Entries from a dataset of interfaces
━━━━━━━━

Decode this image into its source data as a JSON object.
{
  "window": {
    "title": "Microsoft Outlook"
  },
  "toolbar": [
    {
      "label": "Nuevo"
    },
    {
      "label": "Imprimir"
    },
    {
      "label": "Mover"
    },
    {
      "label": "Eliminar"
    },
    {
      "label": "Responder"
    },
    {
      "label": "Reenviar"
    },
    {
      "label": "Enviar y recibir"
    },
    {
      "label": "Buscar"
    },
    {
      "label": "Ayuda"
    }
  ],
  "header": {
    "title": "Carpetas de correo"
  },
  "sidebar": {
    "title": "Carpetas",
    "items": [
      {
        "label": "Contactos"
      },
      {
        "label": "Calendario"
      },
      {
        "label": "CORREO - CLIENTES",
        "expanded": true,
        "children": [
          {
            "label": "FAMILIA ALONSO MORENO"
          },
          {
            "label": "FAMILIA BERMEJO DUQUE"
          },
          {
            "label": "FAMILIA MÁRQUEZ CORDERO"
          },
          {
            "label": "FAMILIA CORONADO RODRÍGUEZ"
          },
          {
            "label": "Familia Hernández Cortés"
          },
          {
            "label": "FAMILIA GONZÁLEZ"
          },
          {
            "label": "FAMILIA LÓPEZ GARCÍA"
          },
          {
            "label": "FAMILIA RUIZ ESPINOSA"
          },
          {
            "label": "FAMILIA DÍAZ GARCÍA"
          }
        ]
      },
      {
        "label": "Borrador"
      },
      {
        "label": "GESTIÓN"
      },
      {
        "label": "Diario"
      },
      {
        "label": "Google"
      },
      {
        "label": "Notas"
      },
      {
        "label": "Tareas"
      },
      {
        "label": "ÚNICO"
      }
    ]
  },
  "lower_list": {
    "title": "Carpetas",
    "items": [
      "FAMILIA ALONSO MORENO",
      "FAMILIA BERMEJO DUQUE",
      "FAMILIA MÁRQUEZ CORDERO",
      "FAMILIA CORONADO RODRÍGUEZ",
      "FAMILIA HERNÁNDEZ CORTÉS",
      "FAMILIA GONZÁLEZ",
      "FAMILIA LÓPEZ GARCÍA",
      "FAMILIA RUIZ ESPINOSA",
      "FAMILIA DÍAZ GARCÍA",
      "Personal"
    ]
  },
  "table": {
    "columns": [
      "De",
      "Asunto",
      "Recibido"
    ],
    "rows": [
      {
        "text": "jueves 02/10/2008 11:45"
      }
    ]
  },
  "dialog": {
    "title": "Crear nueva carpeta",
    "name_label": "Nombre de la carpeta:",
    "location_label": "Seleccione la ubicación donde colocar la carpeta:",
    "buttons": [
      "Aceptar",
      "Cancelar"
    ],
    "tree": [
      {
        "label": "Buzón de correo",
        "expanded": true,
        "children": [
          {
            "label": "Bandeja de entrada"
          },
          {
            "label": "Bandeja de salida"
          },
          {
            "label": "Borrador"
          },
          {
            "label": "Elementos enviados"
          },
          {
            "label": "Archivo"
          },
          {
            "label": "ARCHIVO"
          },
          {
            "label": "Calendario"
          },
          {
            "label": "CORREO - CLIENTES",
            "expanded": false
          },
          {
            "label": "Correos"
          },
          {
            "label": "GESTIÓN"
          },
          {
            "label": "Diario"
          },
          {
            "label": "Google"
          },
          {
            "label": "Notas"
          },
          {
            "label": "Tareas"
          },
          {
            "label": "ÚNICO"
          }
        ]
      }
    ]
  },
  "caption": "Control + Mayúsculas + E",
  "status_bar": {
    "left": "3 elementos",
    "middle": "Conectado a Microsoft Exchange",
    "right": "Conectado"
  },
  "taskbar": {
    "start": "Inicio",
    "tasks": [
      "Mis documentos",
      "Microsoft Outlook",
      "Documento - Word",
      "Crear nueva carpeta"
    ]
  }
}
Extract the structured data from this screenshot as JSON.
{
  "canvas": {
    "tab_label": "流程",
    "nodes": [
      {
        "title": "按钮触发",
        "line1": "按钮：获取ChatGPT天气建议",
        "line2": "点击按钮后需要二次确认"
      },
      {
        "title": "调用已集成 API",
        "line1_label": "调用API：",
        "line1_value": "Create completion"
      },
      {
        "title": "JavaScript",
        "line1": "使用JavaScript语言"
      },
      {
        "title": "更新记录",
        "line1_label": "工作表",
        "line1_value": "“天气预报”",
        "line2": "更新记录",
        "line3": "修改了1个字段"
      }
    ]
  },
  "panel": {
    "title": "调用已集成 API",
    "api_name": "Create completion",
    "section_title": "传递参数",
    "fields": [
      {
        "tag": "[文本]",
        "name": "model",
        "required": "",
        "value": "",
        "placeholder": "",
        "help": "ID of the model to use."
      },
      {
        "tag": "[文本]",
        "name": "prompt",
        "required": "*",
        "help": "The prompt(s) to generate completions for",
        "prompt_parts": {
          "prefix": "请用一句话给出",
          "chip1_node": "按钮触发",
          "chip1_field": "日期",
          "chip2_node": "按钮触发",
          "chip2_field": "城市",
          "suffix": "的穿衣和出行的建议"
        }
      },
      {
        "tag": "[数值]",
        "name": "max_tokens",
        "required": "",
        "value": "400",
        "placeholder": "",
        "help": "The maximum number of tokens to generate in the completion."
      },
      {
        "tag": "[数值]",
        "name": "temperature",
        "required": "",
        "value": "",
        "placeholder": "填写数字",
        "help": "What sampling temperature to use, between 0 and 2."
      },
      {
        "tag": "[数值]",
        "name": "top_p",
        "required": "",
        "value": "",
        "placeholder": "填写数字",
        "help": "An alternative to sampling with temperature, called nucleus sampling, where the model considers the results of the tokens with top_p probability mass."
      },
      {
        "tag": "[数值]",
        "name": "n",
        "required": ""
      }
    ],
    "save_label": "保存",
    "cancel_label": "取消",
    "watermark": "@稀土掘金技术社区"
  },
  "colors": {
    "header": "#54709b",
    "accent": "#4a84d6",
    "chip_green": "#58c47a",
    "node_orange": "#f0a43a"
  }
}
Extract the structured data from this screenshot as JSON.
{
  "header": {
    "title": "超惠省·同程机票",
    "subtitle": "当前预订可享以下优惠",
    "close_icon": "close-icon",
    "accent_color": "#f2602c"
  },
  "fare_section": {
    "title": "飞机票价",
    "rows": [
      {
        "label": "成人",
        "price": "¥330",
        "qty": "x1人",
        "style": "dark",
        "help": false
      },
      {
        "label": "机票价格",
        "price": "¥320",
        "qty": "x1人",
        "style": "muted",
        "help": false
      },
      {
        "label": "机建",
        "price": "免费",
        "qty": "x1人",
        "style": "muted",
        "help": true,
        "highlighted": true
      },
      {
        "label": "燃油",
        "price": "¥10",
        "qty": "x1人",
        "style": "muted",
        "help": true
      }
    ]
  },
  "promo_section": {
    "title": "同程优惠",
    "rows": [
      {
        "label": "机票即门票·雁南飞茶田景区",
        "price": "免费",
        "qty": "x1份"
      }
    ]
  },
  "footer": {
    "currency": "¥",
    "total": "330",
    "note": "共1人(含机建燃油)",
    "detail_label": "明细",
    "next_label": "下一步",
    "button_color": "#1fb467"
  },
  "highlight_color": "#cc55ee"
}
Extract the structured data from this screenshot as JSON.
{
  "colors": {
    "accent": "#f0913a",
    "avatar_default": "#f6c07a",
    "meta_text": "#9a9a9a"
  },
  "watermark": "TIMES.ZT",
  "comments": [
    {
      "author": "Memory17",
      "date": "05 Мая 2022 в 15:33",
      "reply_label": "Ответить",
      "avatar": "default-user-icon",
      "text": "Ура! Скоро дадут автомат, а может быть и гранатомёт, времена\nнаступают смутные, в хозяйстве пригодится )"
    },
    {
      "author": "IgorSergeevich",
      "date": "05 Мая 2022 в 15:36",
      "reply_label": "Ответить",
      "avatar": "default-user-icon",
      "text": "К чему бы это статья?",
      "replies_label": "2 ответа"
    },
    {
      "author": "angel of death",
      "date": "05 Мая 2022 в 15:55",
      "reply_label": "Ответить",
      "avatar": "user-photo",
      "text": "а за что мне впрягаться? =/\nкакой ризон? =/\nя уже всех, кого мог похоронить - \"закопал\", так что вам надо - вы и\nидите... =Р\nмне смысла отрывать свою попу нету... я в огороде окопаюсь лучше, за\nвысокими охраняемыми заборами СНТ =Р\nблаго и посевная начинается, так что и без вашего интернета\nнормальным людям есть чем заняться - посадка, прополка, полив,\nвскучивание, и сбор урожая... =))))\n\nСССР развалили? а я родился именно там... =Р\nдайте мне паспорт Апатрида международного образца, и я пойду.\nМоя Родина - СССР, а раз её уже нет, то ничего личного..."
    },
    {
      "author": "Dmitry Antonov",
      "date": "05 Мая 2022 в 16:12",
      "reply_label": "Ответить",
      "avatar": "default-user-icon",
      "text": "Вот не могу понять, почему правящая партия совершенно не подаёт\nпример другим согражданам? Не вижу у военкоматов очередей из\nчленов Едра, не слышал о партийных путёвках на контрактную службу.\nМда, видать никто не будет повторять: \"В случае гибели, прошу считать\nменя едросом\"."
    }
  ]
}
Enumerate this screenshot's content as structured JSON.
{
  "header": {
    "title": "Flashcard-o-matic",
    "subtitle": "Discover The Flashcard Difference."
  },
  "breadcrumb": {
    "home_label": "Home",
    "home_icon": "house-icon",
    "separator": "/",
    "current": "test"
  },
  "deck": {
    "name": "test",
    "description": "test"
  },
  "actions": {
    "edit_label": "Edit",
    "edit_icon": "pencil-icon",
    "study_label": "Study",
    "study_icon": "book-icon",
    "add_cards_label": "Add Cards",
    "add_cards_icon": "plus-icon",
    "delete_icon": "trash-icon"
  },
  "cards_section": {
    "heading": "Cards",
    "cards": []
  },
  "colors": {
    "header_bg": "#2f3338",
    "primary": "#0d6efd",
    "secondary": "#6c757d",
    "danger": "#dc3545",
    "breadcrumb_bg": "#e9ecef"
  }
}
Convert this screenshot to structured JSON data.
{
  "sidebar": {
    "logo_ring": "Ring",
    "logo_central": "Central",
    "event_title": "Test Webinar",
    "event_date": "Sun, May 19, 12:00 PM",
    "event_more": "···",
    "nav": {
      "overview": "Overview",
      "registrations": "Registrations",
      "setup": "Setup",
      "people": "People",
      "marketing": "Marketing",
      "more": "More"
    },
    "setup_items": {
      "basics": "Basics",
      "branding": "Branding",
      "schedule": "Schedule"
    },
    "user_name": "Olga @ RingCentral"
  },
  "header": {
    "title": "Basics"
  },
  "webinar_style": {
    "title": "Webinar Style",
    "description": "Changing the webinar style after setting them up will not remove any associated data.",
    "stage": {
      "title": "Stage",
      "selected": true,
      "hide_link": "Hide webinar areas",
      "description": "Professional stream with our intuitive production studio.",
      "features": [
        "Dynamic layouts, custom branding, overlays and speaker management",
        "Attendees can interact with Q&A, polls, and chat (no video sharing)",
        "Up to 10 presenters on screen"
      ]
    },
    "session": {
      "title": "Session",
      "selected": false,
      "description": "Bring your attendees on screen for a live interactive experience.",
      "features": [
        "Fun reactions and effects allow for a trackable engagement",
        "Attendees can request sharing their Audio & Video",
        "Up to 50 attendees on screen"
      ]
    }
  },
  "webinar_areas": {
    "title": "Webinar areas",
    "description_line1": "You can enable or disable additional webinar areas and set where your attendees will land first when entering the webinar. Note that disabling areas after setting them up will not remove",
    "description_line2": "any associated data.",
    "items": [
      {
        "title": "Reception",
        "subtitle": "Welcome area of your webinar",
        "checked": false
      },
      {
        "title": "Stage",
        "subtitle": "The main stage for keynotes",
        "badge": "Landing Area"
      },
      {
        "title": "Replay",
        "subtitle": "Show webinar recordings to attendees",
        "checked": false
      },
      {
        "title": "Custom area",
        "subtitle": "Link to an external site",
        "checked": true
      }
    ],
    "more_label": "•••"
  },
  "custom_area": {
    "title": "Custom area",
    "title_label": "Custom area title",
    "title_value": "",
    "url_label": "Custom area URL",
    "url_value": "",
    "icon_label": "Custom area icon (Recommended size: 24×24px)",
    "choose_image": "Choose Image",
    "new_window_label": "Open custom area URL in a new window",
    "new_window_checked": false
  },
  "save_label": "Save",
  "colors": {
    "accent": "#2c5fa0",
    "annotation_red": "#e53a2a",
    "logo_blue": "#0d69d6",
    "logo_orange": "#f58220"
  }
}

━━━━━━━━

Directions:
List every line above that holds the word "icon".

Result:
    "close_icon": "close-icon",
      "avatar": "default-user-icon",
      "avatar": "default-user-icon",
      "avatar": "default-user-icon",
    "home_icon": "house-icon",
    "edit_icon": "pencil-icon",
    "study_icon": "book-icon",
    "add_cards_icon": "plus-icon",
    "delete_icon": "trash-icon"
    "icon_label": "Custom area icon (Recommended size: 24×24px)",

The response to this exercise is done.